What the task asks: Which lines in the records below contain the word "values"? Report each of them.

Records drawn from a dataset

★ ★ ★ ★ ★

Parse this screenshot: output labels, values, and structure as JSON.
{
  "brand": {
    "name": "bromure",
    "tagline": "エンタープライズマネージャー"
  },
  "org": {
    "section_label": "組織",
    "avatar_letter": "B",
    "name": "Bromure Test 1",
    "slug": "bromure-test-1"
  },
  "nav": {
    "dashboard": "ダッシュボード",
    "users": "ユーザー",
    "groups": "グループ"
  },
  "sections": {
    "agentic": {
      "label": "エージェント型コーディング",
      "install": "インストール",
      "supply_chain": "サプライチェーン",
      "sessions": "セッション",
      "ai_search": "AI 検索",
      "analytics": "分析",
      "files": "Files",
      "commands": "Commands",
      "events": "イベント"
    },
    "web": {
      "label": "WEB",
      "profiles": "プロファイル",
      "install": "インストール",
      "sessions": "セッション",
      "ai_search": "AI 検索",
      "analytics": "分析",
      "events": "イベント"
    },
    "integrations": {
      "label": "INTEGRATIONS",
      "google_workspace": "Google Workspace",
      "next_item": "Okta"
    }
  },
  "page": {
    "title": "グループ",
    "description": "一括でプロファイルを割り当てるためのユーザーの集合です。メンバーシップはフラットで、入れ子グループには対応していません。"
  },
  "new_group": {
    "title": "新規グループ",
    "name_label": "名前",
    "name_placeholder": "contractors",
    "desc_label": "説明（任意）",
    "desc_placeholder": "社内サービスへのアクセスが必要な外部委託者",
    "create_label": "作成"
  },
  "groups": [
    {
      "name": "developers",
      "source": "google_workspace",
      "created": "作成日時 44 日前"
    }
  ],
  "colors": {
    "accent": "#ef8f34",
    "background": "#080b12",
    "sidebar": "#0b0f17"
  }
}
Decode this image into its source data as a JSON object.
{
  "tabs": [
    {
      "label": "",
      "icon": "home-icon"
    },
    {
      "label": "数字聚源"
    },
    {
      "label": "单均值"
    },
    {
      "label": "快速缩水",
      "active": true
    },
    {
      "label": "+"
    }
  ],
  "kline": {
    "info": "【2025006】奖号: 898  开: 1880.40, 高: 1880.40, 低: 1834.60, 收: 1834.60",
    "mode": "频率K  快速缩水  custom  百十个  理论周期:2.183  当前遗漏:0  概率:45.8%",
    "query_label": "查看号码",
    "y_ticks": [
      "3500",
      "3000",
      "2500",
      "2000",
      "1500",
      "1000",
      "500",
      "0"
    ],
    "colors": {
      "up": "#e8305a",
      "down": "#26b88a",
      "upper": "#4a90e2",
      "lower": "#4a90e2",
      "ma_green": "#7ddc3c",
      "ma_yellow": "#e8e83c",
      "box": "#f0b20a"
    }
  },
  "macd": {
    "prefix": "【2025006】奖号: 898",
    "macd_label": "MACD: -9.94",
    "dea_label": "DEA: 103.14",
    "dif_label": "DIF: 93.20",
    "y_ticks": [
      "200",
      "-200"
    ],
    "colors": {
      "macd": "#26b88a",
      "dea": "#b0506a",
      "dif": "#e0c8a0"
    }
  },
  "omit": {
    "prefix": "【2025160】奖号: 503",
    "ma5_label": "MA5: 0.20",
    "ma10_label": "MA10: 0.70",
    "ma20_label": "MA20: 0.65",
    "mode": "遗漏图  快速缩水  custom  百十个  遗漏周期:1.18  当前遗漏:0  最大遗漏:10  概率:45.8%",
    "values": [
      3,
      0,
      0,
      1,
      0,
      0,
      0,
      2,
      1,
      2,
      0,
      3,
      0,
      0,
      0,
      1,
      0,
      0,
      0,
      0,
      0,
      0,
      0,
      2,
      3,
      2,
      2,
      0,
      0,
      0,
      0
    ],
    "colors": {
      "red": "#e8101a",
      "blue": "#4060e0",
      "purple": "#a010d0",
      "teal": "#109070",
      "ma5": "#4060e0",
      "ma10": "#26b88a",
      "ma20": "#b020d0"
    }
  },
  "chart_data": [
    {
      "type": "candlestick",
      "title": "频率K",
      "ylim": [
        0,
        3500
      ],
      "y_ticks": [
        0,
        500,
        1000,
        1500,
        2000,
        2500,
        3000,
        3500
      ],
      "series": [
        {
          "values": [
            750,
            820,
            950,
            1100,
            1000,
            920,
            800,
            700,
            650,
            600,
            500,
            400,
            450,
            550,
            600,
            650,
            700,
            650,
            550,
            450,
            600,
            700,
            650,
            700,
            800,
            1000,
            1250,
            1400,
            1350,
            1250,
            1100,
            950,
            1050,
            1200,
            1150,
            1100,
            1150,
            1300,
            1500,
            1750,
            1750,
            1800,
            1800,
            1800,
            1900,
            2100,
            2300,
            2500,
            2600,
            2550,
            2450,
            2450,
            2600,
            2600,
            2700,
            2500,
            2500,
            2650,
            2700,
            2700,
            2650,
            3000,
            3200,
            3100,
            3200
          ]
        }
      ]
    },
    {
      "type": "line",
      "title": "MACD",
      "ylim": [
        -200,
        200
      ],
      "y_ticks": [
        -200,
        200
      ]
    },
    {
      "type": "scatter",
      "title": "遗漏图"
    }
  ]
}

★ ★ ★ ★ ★

Result of the exercise:
Parse this screenshot: output labels, values, and structure as JSON.
    "values": [
          "values": [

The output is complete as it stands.